YOUR TASK> Search the material below for the string "precios" and copy each line where it appears.
** INFORMATION PROVIDED follows **
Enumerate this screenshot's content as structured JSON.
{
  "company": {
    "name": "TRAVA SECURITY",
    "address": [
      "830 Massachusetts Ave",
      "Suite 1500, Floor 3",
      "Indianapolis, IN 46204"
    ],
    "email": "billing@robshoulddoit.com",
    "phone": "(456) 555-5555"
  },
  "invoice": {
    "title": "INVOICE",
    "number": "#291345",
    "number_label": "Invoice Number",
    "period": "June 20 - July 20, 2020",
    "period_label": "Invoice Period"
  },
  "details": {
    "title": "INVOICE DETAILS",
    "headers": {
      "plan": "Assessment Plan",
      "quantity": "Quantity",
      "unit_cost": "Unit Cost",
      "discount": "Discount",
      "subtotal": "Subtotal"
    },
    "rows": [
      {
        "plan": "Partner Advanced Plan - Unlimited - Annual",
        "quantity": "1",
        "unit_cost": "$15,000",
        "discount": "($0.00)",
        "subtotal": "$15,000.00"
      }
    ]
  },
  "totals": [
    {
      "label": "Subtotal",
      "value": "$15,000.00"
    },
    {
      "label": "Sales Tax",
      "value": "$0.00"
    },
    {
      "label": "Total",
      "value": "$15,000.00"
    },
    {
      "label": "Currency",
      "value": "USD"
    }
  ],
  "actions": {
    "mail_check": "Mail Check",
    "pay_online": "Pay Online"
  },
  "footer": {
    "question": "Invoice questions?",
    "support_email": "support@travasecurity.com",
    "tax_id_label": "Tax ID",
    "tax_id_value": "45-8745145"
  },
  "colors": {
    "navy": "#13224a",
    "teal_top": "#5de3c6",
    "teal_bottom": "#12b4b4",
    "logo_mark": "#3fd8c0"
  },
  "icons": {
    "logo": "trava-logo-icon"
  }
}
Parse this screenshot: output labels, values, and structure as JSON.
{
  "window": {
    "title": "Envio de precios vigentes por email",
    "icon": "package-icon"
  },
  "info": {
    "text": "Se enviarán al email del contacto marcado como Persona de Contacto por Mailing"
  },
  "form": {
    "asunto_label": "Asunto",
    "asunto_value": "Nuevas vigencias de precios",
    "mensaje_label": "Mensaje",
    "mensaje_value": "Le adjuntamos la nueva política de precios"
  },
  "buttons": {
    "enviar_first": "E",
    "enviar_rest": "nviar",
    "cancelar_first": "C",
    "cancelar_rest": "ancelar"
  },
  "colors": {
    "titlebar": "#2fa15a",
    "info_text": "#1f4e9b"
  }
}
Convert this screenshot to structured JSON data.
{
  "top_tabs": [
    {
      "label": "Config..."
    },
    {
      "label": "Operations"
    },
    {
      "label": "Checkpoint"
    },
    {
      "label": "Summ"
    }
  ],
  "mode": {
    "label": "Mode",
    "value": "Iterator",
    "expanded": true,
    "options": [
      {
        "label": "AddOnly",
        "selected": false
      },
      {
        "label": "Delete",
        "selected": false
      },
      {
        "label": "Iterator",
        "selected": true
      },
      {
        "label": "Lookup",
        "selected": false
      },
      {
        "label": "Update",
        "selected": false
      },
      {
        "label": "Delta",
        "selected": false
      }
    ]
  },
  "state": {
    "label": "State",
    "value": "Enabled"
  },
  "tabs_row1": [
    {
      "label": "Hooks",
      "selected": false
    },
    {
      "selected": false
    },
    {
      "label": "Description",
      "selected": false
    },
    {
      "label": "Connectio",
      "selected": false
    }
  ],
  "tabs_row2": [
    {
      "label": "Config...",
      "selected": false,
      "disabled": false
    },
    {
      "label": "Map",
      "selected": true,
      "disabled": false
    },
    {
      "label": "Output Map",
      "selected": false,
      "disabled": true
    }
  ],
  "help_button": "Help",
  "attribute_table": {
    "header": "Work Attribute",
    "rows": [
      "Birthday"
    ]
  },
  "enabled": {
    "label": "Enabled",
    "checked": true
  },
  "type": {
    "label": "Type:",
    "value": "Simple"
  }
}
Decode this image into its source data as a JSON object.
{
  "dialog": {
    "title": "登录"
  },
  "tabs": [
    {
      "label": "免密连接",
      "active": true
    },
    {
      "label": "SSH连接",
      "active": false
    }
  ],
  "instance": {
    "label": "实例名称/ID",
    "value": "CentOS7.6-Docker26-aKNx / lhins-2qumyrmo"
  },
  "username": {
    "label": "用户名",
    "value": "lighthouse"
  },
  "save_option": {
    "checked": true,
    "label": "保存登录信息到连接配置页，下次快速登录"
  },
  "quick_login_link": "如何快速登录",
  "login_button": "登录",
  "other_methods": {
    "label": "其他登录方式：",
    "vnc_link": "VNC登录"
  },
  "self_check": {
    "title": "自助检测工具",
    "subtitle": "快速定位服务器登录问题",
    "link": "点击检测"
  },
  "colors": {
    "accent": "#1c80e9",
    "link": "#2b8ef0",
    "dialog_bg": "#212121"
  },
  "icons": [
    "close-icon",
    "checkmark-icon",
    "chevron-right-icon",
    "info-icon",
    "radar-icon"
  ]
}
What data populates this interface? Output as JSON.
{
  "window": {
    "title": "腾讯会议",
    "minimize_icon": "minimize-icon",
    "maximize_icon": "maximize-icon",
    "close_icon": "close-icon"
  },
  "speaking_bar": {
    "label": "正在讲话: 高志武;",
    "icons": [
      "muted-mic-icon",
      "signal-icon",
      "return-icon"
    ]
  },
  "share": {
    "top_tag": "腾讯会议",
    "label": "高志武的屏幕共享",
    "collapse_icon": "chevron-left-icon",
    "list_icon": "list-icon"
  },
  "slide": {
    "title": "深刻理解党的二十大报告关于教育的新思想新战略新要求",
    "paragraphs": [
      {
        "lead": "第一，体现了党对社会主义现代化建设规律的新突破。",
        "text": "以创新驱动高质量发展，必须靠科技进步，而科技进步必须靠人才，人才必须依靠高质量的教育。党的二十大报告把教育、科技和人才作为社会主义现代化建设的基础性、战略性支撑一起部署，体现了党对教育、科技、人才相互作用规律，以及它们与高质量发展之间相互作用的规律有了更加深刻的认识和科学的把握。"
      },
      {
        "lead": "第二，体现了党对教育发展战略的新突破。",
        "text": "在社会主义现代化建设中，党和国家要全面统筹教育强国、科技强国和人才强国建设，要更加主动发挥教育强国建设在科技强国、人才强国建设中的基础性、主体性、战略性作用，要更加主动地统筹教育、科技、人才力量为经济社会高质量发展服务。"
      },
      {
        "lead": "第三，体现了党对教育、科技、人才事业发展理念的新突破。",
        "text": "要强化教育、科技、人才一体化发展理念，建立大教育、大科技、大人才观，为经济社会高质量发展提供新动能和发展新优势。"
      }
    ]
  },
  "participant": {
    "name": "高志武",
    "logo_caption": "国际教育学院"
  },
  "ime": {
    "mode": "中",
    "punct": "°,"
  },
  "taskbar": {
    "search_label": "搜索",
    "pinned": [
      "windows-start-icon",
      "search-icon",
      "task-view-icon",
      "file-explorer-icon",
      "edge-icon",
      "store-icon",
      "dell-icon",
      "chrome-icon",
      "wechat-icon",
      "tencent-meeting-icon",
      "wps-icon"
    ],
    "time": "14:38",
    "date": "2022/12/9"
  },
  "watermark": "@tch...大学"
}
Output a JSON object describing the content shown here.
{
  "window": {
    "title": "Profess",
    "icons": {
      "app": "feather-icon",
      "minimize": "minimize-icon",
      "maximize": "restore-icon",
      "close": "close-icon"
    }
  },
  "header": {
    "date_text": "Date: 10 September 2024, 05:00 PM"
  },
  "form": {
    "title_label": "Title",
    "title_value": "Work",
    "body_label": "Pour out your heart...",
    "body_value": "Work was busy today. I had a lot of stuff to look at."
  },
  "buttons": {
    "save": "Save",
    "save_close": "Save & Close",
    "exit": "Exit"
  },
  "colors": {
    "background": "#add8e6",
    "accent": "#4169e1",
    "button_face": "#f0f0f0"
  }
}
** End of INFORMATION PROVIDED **
SOLUTION FOR THIS PROBLEM>
    "title": "Envio de precios vigentes por email",
    "asunto_value": "Nuevas vigencias de precios",
    "mensaje_value": "Le adjuntamos la nueva política de precios"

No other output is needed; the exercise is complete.